• [Problem to work on]
List each line of the data that holds the word "category".

• [Provided data]

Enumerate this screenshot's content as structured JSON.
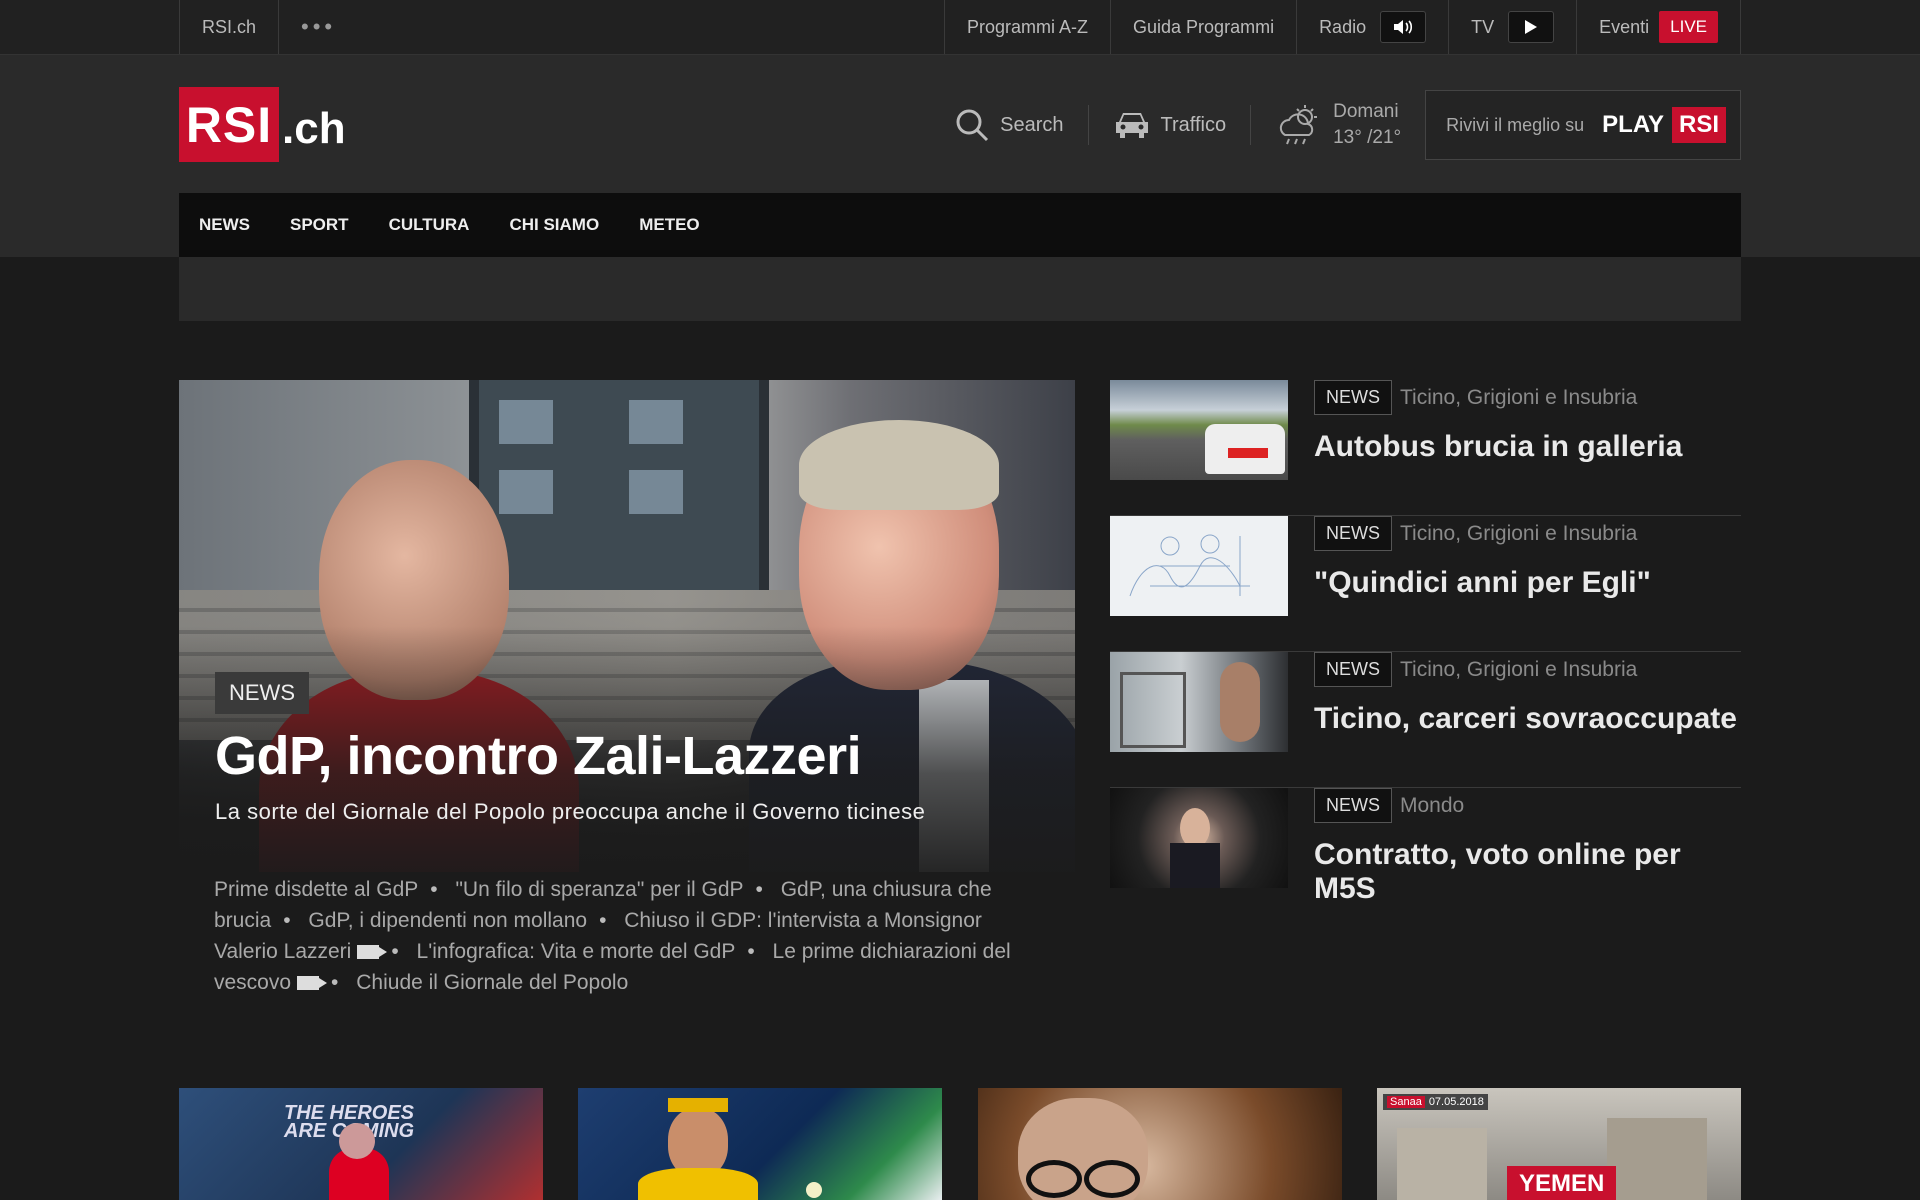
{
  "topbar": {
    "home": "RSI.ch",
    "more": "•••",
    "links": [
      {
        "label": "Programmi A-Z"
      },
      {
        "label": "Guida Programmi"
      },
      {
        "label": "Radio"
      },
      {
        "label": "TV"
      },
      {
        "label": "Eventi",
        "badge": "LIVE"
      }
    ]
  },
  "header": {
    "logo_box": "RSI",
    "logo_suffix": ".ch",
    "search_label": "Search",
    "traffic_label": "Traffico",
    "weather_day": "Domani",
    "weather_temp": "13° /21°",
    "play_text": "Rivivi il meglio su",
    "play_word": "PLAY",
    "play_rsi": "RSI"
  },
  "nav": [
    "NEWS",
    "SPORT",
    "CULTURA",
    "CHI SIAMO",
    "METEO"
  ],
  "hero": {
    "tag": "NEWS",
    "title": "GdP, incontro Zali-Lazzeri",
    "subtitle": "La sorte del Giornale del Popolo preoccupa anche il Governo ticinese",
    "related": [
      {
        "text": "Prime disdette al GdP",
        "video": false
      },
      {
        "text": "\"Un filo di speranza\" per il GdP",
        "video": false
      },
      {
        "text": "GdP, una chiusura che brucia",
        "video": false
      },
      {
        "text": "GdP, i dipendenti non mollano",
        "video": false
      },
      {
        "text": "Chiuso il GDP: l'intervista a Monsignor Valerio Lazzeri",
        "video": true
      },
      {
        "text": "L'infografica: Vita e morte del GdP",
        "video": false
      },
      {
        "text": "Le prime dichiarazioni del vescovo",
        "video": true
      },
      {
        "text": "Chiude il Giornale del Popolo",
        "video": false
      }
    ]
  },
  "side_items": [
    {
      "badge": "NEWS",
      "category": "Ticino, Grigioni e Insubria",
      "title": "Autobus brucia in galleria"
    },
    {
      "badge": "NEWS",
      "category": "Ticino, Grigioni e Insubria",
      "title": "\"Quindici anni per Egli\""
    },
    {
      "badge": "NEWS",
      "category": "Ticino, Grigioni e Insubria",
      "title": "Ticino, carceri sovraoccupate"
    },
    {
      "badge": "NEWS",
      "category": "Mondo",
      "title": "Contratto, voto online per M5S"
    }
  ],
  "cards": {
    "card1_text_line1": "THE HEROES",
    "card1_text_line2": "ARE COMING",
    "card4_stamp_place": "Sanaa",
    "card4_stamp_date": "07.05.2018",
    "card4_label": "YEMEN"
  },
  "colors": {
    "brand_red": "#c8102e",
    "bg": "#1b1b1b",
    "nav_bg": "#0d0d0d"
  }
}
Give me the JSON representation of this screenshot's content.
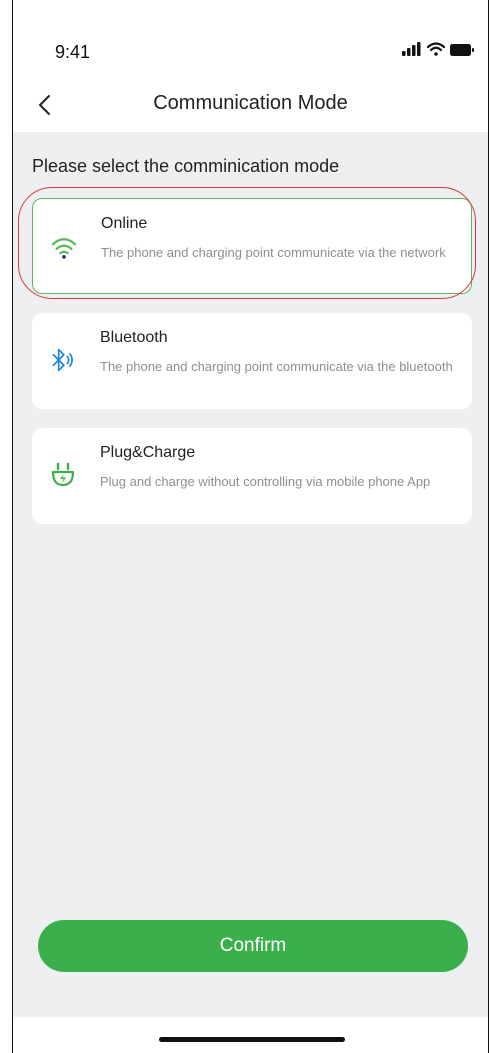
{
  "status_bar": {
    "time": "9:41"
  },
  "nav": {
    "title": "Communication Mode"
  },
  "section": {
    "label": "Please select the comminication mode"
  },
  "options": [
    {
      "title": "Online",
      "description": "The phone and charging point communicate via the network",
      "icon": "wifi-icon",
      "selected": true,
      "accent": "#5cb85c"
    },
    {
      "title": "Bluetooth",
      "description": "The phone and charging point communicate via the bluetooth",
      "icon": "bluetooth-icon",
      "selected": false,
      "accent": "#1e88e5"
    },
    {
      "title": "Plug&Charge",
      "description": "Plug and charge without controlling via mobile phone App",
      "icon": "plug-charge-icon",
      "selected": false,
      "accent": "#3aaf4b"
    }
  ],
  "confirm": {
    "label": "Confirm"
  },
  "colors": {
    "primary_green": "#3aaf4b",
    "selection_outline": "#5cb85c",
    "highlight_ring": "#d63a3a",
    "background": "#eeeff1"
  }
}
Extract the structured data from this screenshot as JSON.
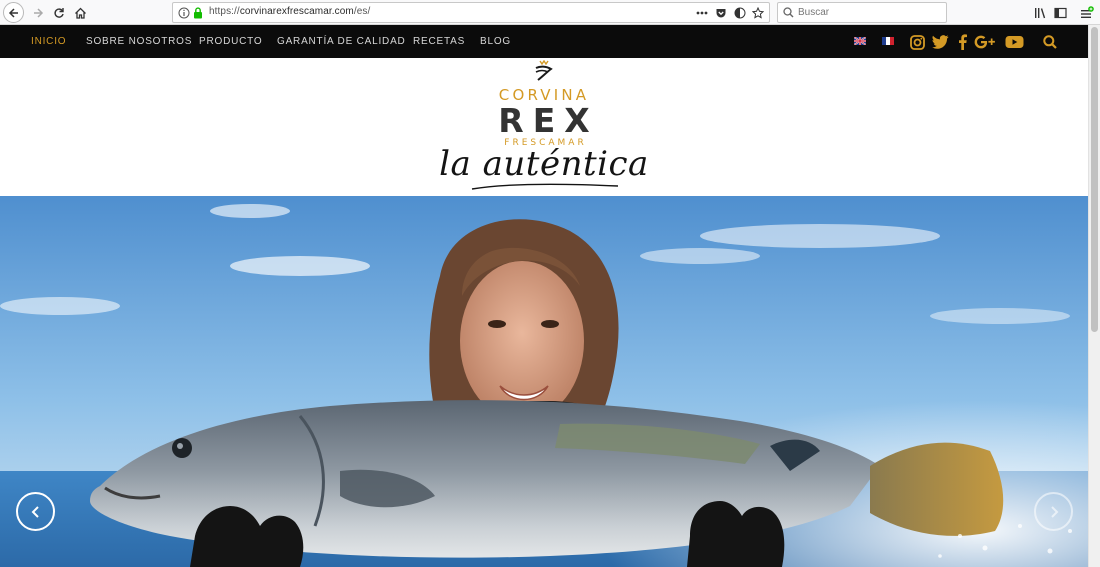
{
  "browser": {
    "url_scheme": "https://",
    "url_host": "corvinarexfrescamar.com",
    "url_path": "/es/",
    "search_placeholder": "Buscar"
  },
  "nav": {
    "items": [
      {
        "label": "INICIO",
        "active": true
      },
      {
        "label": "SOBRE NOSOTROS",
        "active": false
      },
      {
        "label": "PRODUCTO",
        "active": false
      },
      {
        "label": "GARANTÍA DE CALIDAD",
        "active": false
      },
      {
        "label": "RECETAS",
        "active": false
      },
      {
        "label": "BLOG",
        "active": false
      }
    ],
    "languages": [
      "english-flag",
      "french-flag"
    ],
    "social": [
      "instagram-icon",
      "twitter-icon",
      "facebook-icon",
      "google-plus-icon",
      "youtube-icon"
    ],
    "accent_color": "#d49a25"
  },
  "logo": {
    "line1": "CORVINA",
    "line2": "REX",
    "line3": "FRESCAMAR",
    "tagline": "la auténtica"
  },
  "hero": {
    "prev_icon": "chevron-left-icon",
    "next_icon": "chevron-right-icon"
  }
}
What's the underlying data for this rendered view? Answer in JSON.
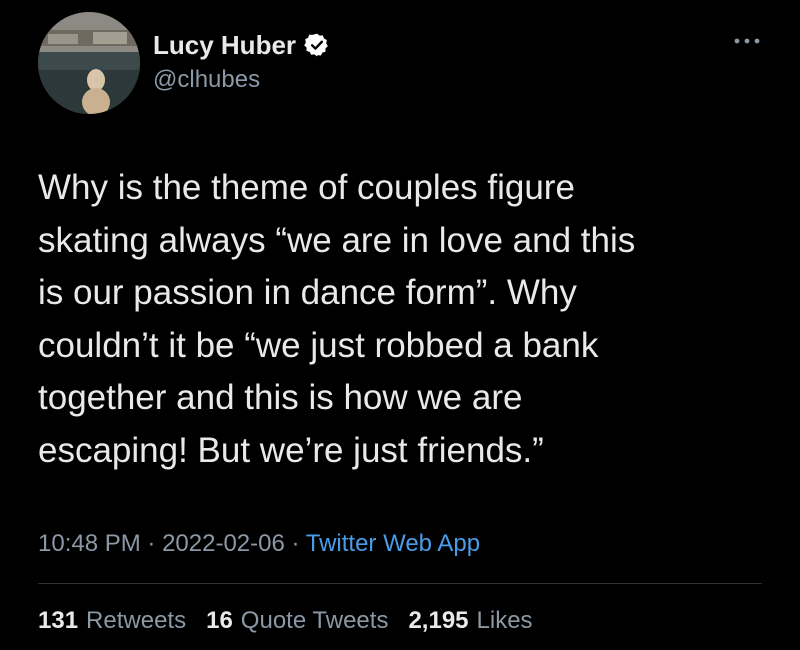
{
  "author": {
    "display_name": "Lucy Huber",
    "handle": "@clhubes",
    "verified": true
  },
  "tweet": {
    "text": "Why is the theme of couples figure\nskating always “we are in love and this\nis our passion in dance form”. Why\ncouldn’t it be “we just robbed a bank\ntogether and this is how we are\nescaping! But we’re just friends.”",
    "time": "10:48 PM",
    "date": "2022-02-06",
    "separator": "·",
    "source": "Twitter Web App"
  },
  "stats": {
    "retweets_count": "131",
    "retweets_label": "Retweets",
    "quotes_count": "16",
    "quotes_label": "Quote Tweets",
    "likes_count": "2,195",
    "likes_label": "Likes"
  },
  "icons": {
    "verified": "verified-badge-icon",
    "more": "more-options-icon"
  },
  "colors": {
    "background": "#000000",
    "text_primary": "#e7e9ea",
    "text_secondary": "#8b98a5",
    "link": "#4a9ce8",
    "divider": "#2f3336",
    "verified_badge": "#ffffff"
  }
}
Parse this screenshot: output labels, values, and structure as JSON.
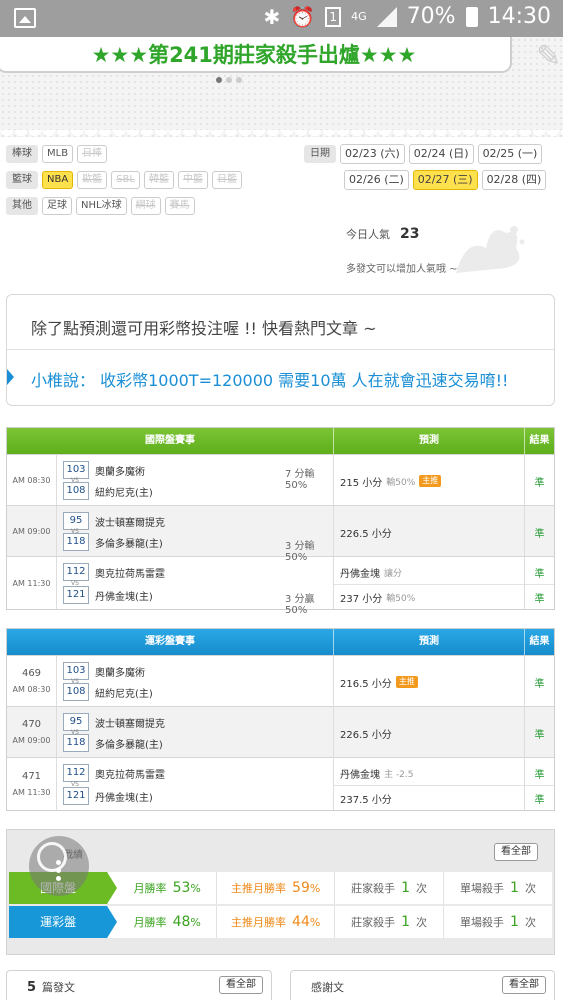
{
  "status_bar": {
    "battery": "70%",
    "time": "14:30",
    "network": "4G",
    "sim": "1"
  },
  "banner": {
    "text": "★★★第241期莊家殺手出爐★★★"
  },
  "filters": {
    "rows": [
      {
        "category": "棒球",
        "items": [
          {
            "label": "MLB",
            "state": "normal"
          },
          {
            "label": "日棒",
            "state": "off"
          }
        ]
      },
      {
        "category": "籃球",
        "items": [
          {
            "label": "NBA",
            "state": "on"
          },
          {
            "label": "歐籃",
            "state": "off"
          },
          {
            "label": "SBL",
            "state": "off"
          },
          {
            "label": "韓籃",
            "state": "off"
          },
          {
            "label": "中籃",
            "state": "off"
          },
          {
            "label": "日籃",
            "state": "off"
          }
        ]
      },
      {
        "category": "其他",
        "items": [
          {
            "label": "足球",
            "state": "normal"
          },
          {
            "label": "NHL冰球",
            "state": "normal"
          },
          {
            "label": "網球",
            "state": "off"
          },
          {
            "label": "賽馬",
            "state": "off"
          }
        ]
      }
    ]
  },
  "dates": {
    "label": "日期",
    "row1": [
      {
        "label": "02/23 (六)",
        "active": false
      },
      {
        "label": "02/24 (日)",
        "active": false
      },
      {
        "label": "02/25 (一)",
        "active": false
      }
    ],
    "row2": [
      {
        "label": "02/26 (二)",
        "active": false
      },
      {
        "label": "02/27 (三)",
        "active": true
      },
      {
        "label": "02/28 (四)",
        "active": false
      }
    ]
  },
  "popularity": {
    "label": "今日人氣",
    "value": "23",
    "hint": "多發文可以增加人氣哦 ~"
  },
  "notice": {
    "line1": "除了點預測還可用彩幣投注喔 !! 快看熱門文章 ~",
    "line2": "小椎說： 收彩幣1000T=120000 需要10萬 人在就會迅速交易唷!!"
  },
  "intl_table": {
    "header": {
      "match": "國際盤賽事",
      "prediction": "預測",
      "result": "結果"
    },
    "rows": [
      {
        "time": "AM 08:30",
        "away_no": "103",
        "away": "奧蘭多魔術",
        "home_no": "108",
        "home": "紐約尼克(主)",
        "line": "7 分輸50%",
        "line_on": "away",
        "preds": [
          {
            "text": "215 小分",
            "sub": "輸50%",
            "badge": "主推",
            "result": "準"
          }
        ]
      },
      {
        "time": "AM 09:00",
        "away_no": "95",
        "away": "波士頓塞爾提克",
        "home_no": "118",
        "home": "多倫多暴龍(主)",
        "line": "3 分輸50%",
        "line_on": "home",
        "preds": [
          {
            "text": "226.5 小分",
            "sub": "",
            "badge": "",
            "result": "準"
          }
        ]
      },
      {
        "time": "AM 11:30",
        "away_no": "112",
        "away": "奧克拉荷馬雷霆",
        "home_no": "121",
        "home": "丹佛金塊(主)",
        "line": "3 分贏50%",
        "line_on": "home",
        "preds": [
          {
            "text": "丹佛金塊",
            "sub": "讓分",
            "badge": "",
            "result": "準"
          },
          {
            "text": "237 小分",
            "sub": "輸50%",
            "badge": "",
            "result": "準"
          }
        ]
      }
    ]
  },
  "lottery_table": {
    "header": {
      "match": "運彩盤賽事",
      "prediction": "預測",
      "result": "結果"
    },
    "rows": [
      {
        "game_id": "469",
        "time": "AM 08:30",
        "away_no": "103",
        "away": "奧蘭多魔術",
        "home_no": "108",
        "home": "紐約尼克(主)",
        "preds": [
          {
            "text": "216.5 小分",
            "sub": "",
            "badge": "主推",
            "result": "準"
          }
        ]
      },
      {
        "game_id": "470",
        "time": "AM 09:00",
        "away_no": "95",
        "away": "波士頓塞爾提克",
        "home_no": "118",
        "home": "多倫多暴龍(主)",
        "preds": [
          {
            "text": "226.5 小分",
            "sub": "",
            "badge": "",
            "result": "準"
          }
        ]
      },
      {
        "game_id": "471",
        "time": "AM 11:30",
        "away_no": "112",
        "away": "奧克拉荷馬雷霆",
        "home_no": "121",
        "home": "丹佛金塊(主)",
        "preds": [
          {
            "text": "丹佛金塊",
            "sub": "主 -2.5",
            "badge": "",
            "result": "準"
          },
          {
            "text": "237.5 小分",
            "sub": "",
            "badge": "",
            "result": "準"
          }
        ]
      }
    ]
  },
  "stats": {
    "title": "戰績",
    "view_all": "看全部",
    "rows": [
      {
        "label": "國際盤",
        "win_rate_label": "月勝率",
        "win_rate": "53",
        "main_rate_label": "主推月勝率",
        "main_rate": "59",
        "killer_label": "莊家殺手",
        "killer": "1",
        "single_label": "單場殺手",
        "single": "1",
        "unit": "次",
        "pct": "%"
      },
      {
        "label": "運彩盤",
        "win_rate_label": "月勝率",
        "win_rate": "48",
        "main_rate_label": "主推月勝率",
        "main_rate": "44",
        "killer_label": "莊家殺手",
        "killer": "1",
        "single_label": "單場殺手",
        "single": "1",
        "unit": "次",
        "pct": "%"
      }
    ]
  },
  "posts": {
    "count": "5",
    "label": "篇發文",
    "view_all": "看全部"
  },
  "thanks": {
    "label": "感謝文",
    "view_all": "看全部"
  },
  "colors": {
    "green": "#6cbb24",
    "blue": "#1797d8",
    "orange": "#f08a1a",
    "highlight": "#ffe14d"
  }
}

• [Solution to the problem]
      "category": "Ticino, Grigioni e Insubria",
      "category": "Ticino, Grigioni e Insubria",
      "category": "Ticino, Grigioni e Insubria",
      "category": "Mondo",
        "category": "棒球",
        "category": "籃球",
        "category": "其他",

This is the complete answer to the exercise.